Nothing captured the sheer excitement of air travel at the dawn of the Jet Age like the colorful and dramatic ads appearing in print media of that era. In this new AirlineRatings series, Editor Mike Machat takes us on a nostalgic tour of some of the world’s greatest airline ads, giving an ‘inside look’ at the creative process used to create these fabulous aviation images.
Any classic airline ad of the mid 20th Century began with a concept developed by the Art Director in an advertising agency’s art department. These talented visionaries were responsible for the overall mood, content, and visual impact of the ad, and in our first example, we see a group of elegant passengers boarding a Douglas DC-8 jetliner which was just then entering airline service.
Let’s start with the copy, written to capture the exhilaration of traveling aboard a new jet-powered airliner. Passenger-pleasing features like “large windows,” “individual reading lights,” “deep, high-backed seats,” and “extra soundproofing” invite you to climb aboard. Then there’s the impressive list of DC-8 operators. Yet as good as all this copy may be, it’s there to support the illustration, and this is where ads of the 1950s truly excelled.

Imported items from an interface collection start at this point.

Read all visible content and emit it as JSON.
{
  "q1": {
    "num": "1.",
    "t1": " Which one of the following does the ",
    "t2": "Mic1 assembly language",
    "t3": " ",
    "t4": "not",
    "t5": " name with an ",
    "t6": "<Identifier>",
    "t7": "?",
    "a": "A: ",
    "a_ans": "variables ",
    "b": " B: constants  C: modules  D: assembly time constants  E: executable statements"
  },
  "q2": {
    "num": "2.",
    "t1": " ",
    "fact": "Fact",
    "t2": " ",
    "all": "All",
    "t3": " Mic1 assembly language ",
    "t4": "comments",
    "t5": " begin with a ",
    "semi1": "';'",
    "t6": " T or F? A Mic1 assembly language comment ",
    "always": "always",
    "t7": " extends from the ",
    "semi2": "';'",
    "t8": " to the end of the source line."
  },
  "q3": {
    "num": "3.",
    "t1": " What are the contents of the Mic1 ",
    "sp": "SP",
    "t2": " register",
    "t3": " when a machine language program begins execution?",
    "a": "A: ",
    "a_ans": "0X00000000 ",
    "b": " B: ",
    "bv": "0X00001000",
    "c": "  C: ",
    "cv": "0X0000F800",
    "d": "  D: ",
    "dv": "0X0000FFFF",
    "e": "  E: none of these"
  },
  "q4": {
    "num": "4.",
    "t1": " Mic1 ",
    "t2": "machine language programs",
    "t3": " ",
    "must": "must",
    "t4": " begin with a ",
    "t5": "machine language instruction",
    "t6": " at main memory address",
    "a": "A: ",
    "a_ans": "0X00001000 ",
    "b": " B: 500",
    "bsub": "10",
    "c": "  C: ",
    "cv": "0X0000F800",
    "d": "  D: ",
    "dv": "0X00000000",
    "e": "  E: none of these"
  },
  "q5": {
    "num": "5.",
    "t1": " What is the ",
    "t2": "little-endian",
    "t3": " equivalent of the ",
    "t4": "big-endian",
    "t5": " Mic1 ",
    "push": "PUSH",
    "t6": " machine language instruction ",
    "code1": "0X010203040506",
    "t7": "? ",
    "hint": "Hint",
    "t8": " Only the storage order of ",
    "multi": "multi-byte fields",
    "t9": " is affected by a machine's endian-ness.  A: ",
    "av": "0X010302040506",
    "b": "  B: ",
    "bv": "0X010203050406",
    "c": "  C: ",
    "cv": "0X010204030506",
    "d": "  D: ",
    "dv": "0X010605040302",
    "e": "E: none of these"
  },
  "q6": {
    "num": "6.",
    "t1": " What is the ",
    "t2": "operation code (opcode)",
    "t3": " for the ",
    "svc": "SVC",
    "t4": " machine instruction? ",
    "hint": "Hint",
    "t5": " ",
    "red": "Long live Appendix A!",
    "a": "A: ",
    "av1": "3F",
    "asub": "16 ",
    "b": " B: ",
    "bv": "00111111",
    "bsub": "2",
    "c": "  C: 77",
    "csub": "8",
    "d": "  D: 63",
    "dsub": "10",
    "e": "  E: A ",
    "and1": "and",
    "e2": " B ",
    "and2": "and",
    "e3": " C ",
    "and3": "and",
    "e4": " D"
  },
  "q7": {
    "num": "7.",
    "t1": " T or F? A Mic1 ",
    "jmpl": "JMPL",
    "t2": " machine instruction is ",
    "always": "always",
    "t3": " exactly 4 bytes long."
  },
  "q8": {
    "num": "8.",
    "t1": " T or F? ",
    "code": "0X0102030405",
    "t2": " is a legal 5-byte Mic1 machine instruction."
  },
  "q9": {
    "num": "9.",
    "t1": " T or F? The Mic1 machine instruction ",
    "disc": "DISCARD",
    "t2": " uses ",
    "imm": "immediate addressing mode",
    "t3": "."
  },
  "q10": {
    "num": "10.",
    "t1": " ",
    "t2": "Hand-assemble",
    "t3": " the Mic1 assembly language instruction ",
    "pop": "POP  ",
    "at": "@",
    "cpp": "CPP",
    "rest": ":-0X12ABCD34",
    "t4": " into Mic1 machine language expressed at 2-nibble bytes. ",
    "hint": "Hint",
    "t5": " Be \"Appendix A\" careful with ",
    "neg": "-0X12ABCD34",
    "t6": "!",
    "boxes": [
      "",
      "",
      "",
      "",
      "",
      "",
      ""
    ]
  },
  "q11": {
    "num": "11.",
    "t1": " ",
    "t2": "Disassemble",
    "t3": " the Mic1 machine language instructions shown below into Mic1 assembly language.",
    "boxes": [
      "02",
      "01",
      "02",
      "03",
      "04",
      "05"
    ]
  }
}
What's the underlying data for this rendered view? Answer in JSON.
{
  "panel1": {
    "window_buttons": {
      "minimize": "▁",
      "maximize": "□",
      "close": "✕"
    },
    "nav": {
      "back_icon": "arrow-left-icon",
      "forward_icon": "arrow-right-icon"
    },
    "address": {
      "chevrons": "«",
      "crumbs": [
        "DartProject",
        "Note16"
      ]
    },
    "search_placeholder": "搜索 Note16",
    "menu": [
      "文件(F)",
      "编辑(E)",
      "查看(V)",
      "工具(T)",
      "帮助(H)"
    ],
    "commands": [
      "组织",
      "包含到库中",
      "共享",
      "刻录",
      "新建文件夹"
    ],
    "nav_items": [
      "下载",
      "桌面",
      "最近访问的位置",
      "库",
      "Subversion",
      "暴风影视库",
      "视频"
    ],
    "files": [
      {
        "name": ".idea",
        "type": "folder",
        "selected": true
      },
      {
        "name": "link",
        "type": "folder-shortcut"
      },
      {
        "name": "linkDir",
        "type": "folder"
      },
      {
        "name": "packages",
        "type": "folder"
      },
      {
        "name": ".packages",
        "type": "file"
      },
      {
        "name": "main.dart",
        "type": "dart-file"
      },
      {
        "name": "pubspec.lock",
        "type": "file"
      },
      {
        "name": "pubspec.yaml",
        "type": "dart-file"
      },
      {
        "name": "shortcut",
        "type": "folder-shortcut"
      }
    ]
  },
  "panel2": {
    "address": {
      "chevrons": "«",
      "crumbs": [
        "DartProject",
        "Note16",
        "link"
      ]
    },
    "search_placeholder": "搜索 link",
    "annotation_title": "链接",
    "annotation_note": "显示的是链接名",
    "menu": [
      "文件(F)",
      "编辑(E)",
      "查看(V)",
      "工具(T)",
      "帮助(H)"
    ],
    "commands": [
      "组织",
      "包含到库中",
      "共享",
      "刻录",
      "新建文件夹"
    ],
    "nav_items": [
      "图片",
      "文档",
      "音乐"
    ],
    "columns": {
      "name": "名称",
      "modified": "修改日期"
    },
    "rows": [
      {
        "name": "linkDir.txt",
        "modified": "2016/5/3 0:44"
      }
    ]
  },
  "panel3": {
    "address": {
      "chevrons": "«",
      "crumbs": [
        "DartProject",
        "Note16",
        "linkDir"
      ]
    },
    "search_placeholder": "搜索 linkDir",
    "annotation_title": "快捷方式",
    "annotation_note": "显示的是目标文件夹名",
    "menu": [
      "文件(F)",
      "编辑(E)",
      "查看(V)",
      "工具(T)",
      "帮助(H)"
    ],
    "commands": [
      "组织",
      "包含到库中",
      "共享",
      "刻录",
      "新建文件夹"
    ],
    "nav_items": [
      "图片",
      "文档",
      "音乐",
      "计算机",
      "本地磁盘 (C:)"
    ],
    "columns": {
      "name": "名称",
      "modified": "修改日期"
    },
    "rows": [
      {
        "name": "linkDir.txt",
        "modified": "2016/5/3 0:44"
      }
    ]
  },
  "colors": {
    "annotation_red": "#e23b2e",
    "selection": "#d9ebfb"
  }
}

Using the popular vogue of peering down from a control tower, observation deck, or other high vantage point, we see First Class passengers walking down the obligatory red carpet, complete with stanchions, to the boarding stairs of the jet. All aspects of travel are depicted here, with two dapper well-dressed businessmen leading the way, followed by possibly a movie star, a vacationing couple, and other assorted passengers.
The artist hired to create this illustration plays with reality to give the viewer a dramatic and compelling image, and this is always the fun part of analyzing these classic advertisements. First, look at the engine nacelle featured so prominently in this scene. Douglas DC-8s were actually 150 feet long, yet the wing on this jet would be a scant 20 feet aft of the L1 door.
Second, the passenger’s shadows are ‘designed’ for best impact. If plotted accurately, the movie star’s shadow would merge with the dark suit and head of the businessman holding the umbrella (which is somehow missing from his shadow). The flight attendant’s shadow is missing entirely. Why? If it were there, it would distract from the passengers because of its harsh contrast with the white boarding stairs.
And finally, there’s the highly effective use of light-and-dark contrasting shapes with primary colors – red carpet, blue tarmac (and woman’s coat at upper left), plus a variety of yellow and beige accents. The diagonal red carpet provides a strong visual device as well. These elements are all carefully designed to grab the viewer’s attention and make your eye travel around and through the intricate composition.
Do the technical inaccuracies really matter? No, not at all. Both the artist and Art Director have only one objective in creating this scene, and that’s to make you stop and look at the image, read the copy, then reach for the phone and call your travel agent to book a flight. It’s just that simple. Judging from the great boom in air travel during the early 1960s, I’d say this ad was highly effective indeed.